Upon further reflection, there were some cartoons I found frightening as a child. I’m still not ready to talk about Watership Down, particularly the different style of cartoon at the start. I was terrified of the Cat in the Hat – why did they let him in?? What would their parents say when they got back? Why didn’t they listen to their goldfish? There seemed to be no logic to the intrusion. WAS ANY OF THE CHAOS HE WROUGHT MEANT TO BE FUN?? Also, as much as they have a place in my heart now, any later Hanna Barbera cartoons were also off the menu – I remember hating the animation style of Wacky Races etc. It’s probably no coincidence that one of the only Ghibli cartoons I haven’t sought out has been My Neighbours the Yamadas…the art style just isn’t to my taste.
I’ve seen Spirited Away compared with Alice, which I’d have to agree with. So many elements of this could easily work their way into a fever dream/night terrors, and yet I almost find them soothing…examples that spring to mind include the radish monster, Yubaba and her massive head, her baby, her baby being turned into a hamster for being selfish, and primarily, No Face. No Face could be seen as extremely disturbing, especially in the bathhouse when he’s feeding everyone’s greed eating everyone, but to me he’s not. The things he does before and after eating the frog make him seem lonely, like he just needs a friend. Even Yubaba loves her hamsterbaby and is distraught at it being gone. I guess the rounding of all characters (even the threatening ones) to show the goodness in them/their motivation just appeals more than a black and white interpretation. Closer to reality (albeit a form of reality you’d be more likely to experience whilst asleep).
Here’s a quick run-down of my favourites:
- Howl’s Moving Castle – primarily for Sophie’s innocence/growing confidence to be herself and Howl learning to be human again
- Totoro – despite the cloud of the mother’s illness hanging over them, this feels like a long summer holiday when you were at the start of primary school.

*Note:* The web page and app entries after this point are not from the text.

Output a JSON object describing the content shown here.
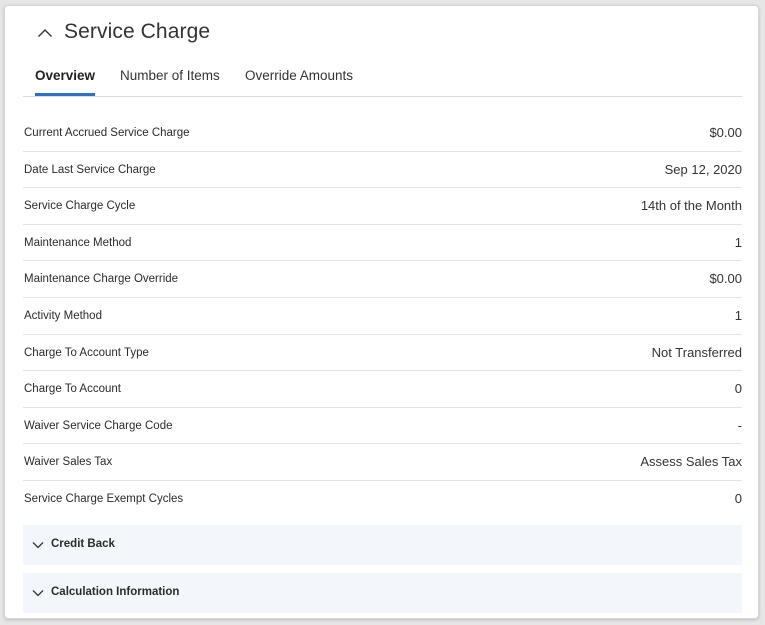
{
  "panel": {
    "title": "Service Charge",
    "collapse_icon": "chevron-up-icon"
  },
  "tabs": [
    {
      "label": "Overview",
      "active": true
    },
    {
      "label": "Number of Items",
      "active": false
    },
    {
      "label": "Override Amounts",
      "active": false
    }
  ],
  "rows": [
    {
      "label": "Current Accrued Service Charge",
      "value": "$0.00"
    },
    {
      "label": "Date Last Service Charge",
      "value": "Sep 12, 2020"
    },
    {
      "label": "Service Charge Cycle",
      "value": "14th of the Month"
    },
    {
      "label": "Maintenance Method",
      "value": "1"
    },
    {
      "label": "Maintenance Charge Override",
      "value": "$0.00"
    },
    {
      "label": "Activity Method",
      "value": "1"
    },
    {
      "label": "Charge To Account Type",
      "value": "Not Transferred"
    },
    {
      "label": "Charge To Account",
      "value": "0"
    },
    {
      "label": "Waiver Service Charge Code",
      "value": "-"
    },
    {
      "label": "Waiver Sales Tax",
      "value": "Assess Sales Tax"
    },
    {
      "label": "Service Charge Exempt Cycles",
      "value": "0"
    }
  ],
  "sections": [
    {
      "label": "Credit Back",
      "icon": "chevron-down-icon"
    },
    {
      "label": "Calculation Information",
      "icon": "chevron-down-icon"
    }
  ],
  "colors": {
    "accent": "#2f6fc6",
    "section_bg": "#f3f6fa",
    "divider": "#e3e3e3"
  }
}
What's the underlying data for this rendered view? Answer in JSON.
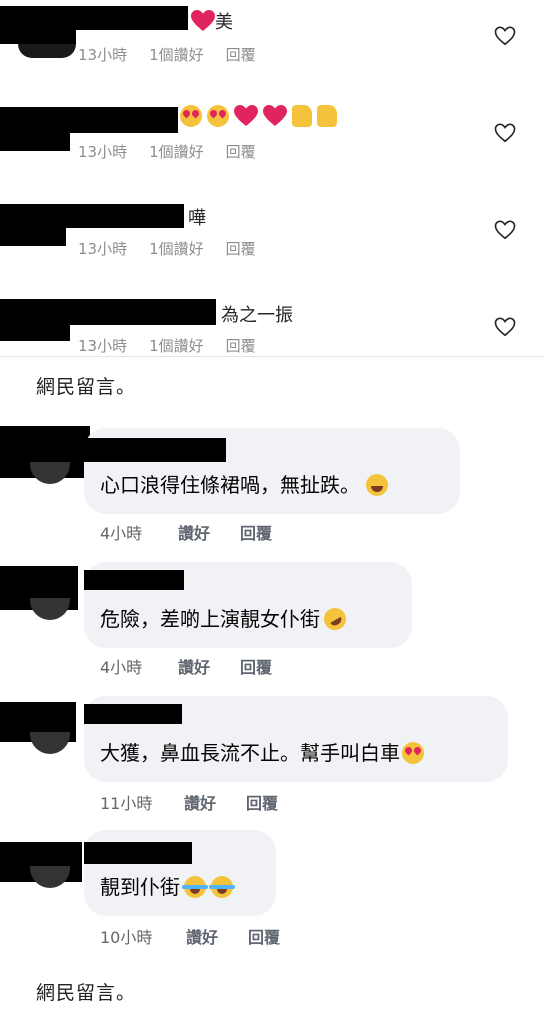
{
  "ig_comments": [
    {
      "text": "美",
      "emojis": [
        "red-heart"
      ],
      "time": "13小時",
      "likes": "1個讚好",
      "reply": "回覆"
    },
    {
      "text": "",
      "emojis": [
        "heart-eyes",
        "heart-eyes",
        "red-heart",
        "red-heart",
        "thumbs-up",
        "thumbs-up"
      ],
      "time": "13小時",
      "likes": "1個讚好",
      "reply": "回覆"
    },
    {
      "text": "嘩",
      "emojis": [],
      "time": "13小時",
      "likes": "1個讚好",
      "reply": "回覆"
    },
    {
      "text": "為之一振",
      "emojis": [],
      "time": "13小時",
      "likes": "1個讚好",
      "reply": "回覆"
    }
  ],
  "caption_top": "網民留言。",
  "fb_comments": [
    {
      "text": "心口浪得住條裙喎，無扯跌。",
      "emoji": "laughing-face",
      "time": "4小時",
      "like": "讚好",
      "reply": "回覆"
    },
    {
      "text": "危險，差啲上演靚女仆街",
      "emoji": "rofl-face",
      "time": "4小時",
      "like": "讚好",
      "reply": "回覆"
    },
    {
      "text": "大獲，鼻血長流不止。幫手叫白車",
      "emoji": "heart-eyes",
      "time": "11小時",
      "like": "讚好",
      "reply": "回覆"
    },
    {
      "text": "靚到仆街",
      "emoji": "joy-faces",
      "time": "10小時",
      "like": "讚好",
      "reply": "回覆"
    }
  ],
  "caption_bottom": "網民留言。",
  "colors": {
    "heart": "#e0245e",
    "bubble": "#f0f2f5",
    "meta": "#8e8e8e"
  }
}
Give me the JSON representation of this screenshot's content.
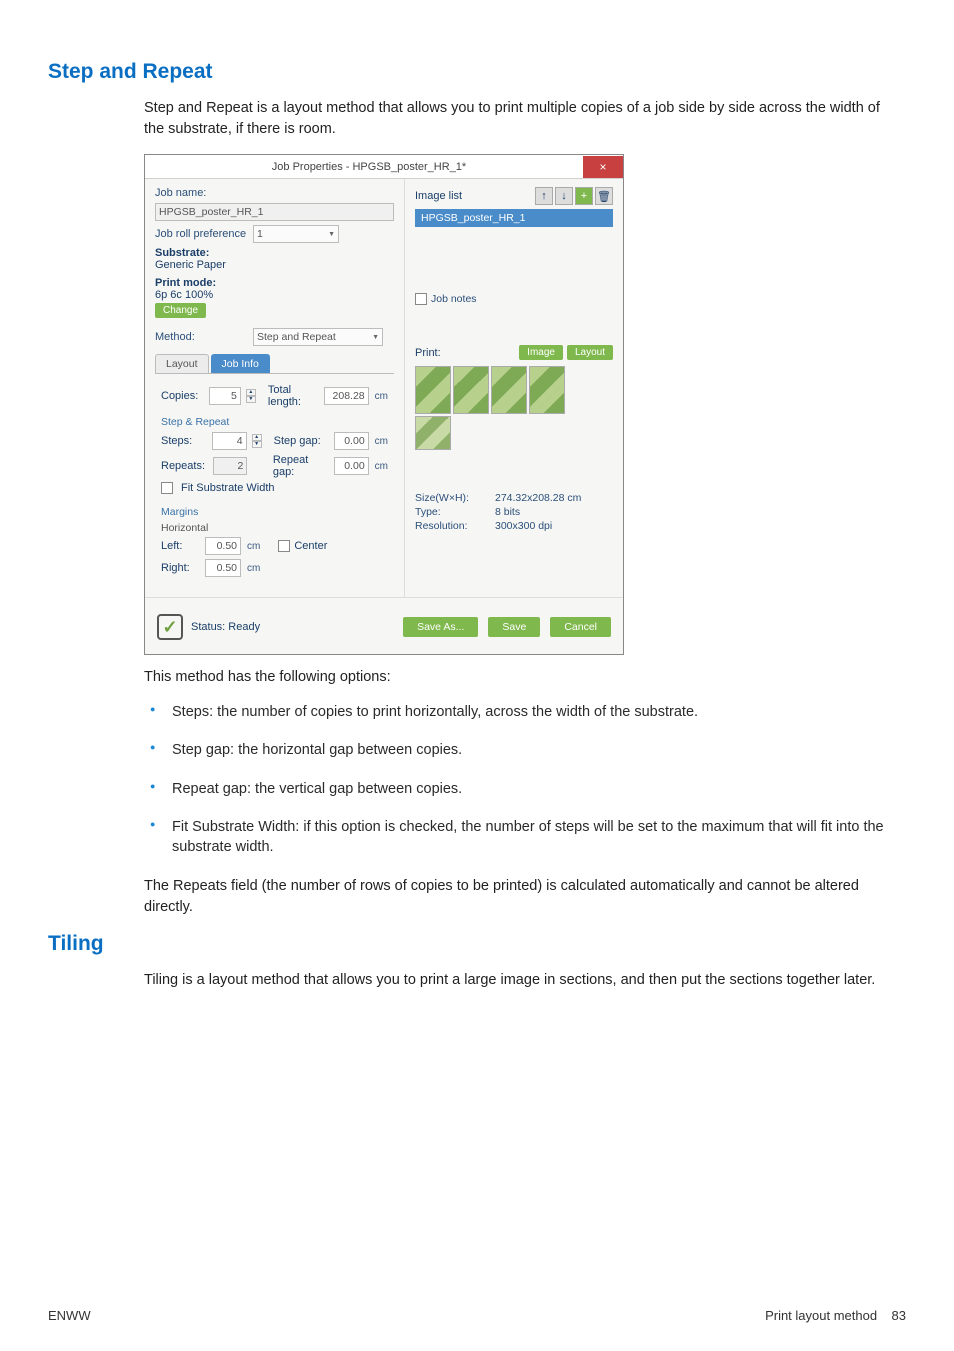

I love how it’s totally engaging, even though it doesn’t have a main baddie to drive it. Everything so full of wonder. That song will stick in your head
- Spirited Away – even though he sort of makes me uncomfortable, No Face really makes this for me
- Porco Rosso – kinda love the fact that everyone is ok with the fact he’s been enchanted, and although it’s at the heart of the story, nobody makes a big deal of it
- Pom Poko – really, really WEIRD. And they also have their own theme song
So I suppose in the end, the charm of Ghibli cartoons, for me, comes from not only their dream-like, otherworldly quality with its own rules to follow, but also how beautifully rendered they are – although the characters aren’t often drawn with a lot of detail, they have a distinctive style, quite different to the Disneys and Hanna Barberas we’re used to, and a depth of character that enhances the magic, as do the backgrounds. Adding their own cultural spin to stories we’re familiar with (Ponyo, Arrietty) makes them feel fresh again, creating an enjoyably-recognisable-yet-still-surprising new story.
Love Live Ghibli.
*We got our kids to write it